“I’m willing to take that chance and say, look, public perception is important. Public transparency is important,” Satti said. “But public concerns that are not relevant to the procedure should not rule what the inspector general does.”

Kelly Moore, policy counsel for the ACLU of Connecticut, said prosecutors from the state Division of Criminal Justice have investigated 81 cases of deadly force by police since 2001 and all but two were found to be justified.

“Nationwide and in Connecticut, Black and Latinx people are disproportionately the targets of police violence,” she said. “When the DCJ fails to hold police accountable for killing residents, it fails to value Black and Latinx lives. ... The DCJ faces a crisis of legitimacy.”

The inspector general will investigate whether an officer’s use of deadly force was justified and, if it was not, to prosecute the officer. The official also will recommend whether an officer’s state certification should be suspended or revoked.

The position was created in a bill approved in July in response to the police-involved deaths of George Floyd in Minneapolis and other Black people. The law also limits circumstances in which deadly use of force including chokeholds can be justified, allows more civilian oversight of police departments and allows lawsuits against officers for violating people’s civil rights, in certain situations.

Walcott, the newly appointed Hartford state’s attorney, is an executive assistant state’s attorney who has been a prosecutor for 13 years, including 11 years in the Danbury area and two years in Hartford.

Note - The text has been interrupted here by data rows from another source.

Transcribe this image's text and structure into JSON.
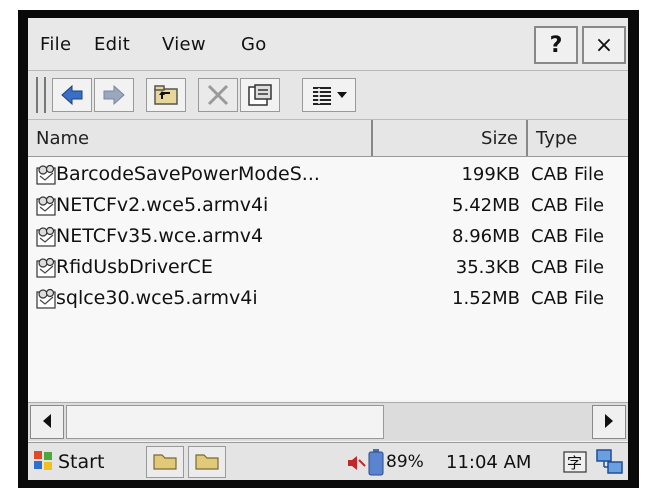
{
  "menu": {
    "file": "File",
    "edit": "Edit",
    "view": "View",
    "go": "Go",
    "help_button": "?",
    "close_button": "×"
  },
  "columns": {
    "name": "Name",
    "size": "Size",
    "type": "Type"
  },
  "files": [
    {
      "name": "BarcodeSavePowerModeS...",
      "size": "199KB",
      "type": "CAB File",
      "icon": "cab-file-icon"
    },
    {
      "name": "NETCFv2.wce5.armv4i",
      "size": "5.42MB",
      "type": "CAB File",
      "icon": "cab-file-icon"
    },
    {
      "name": "NETCFv35.wce.armv4",
      "size": "8.96MB",
      "type": "CAB File",
      "icon": "cab-file-icon"
    },
    {
      "name": "RfidUsbDriverCE",
      "size": "35.3KB",
      "type": "CAB File",
      "icon": "cab-file-icon"
    },
    {
      "name": "sqlce30.wce5.armv4i",
      "size": "1.52MB",
      "type": "CAB File",
      "icon": "cab-file-icon"
    }
  ],
  "taskbar": {
    "start_label": "Start",
    "battery_percent": "89%",
    "clock": "11:04 AM"
  },
  "colors": {
    "window_bg": "#f4f4f4",
    "chrome": "#e6e6e6",
    "bezel": "#0a0a0a",
    "accent_blue": "#3a6fc8"
  }
}
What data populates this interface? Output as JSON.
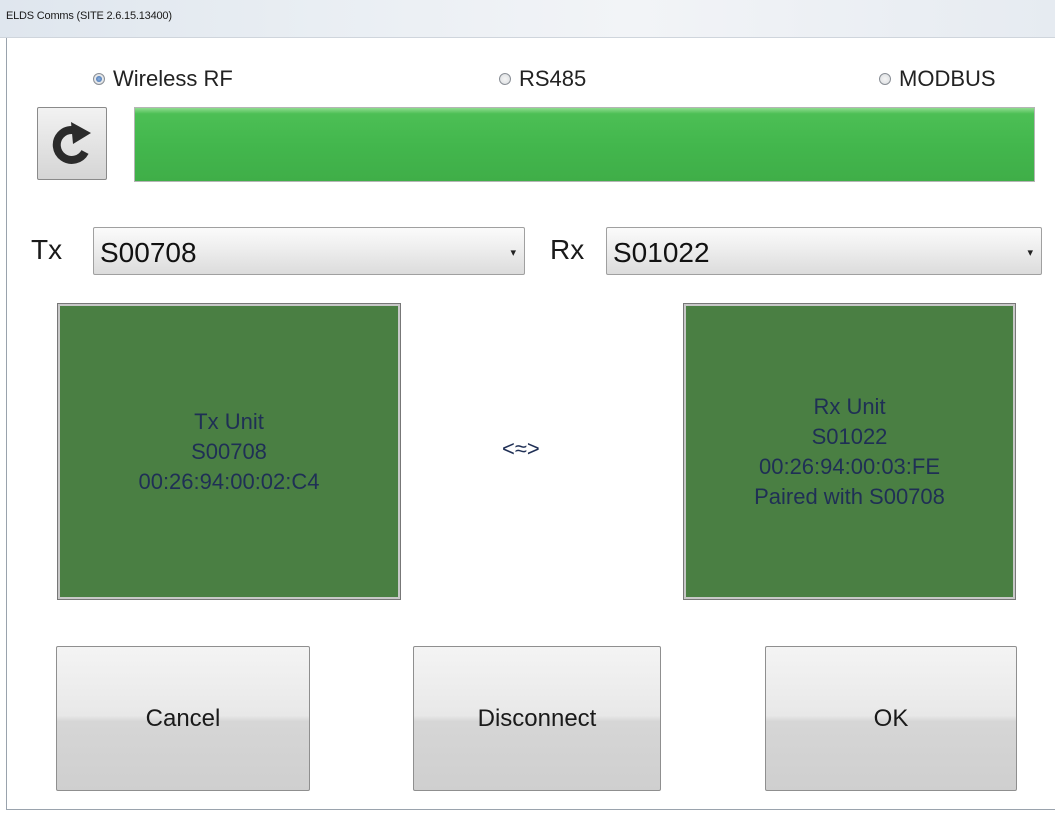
{
  "window": {
    "title": "ELDS Comms (SITE 2.6.15.13400)"
  },
  "comm_modes": [
    {
      "label": "Wireless RF",
      "selected": true
    },
    {
      "label": "RS485",
      "selected": false
    },
    {
      "label": "MODBUS",
      "selected": false
    }
  ],
  "progress": {
    "fraction": 1.0,
    "color": "#4cbf55"
  },
  "tx": {
    "label": "Tx",
    "selected": "S00708"
  },
  "rx": {
    "label": "Rx",
    "selected": "S01022"
  },
  "tx_unit": {
    "line1": "Tx Unit",
    "line2": "S00708",
    "line3": "00:26:94:00:02:C4"
  },
  "rx_unit": {
    "line1": "Rx Unit",
    "line2": "S01022",
    "line3": "00:26:94:00:03:FE",
    "line4": "Paired with S00708"
  },
  "link_symbol": "<≈>",
  "buttons": {
    "cancel": "Cancel",
    "disconnect": "Disconnect",
    "ok": "OK"
  },
  "colors": {
    "unit_card": "#4a7f43",
    "unit_text": "#1f2f55"
  },
  "icons": {
    "refresh": "refresh-icon",
    "dropdown": "chevron-down-icon"
  }
}
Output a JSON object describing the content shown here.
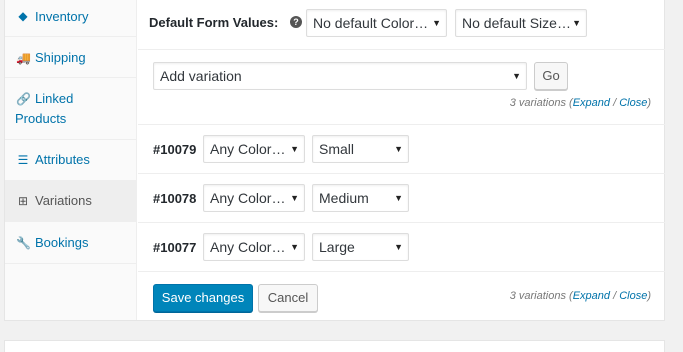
{
  "sidebar": {
    "items": [
      {
        "label": "Inventory",
        "icon": "inventory-icon",
        "glyph": "◆"
      },
      {
        "label": "Shipping",
        "icon": "truck-icon",
        "glyph": "🚚"
      },
      {
        "label": "Linked Products",
        "icon": "link-icon",
        "glyph": "🔗"
      },
      {
        "label": "Attributes",
        "icon": "list-icon",
        "glyph": "☰"
      },
      {
        "label": "Variations",
        "icon": "grid-icon",
        "glyph": "⊞"
      },
      {
        "label": "Bookings",
        "icon": "wrench-icon",
        "glyph": "🔧"
      }
    ]
  },
  "defaults": {
    "label": "Default Form Values:",
    "help_glyph": "?",
    "color_select": "No default Color…",
    "size_select": "No default Size…"
  },
  "add_variation": {
    "select": "Add variation",
    "go_label": "Go"
  },
  "summary": {
    "count_text": "3 variations",
    "open_paren": "(",
    "expand": "Expand",
    "sep": " / ",
    "close": "Close",
    "close_paren": ")"
  },
  "variations": [
    {
      "id": "#10079",
      "color": "Any Color…",
      "size": "Small"
    },
    {
      "id": "#10078",
      "color": "Any Color…",
      "size": "Medium"
    },
    {
      "id": "#10077",
      "color": "Any Color…",
      "size": "Large"
    }
  ],
  "footer": {
    "save_label": "Save changes",
    "cancel_label": "Cancel"
  },
  "colors": {
    "link": "#0073aa",
    "primary": "#0085ba"
  }
}
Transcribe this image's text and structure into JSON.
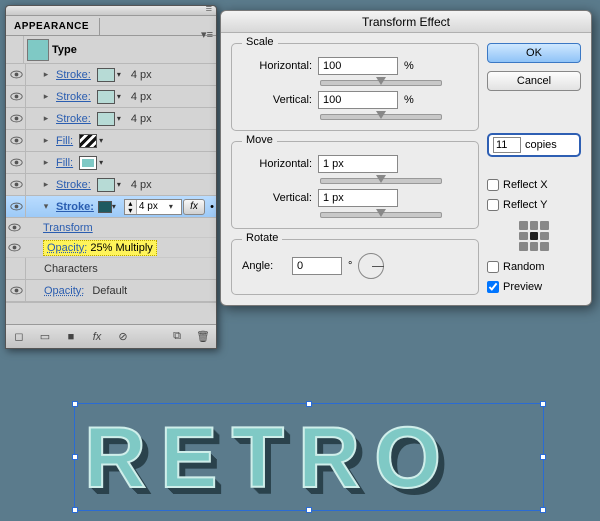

The other finalists were veteran prosecutors Stacey Haupt Miranda, Adam Scott and David Zagaja.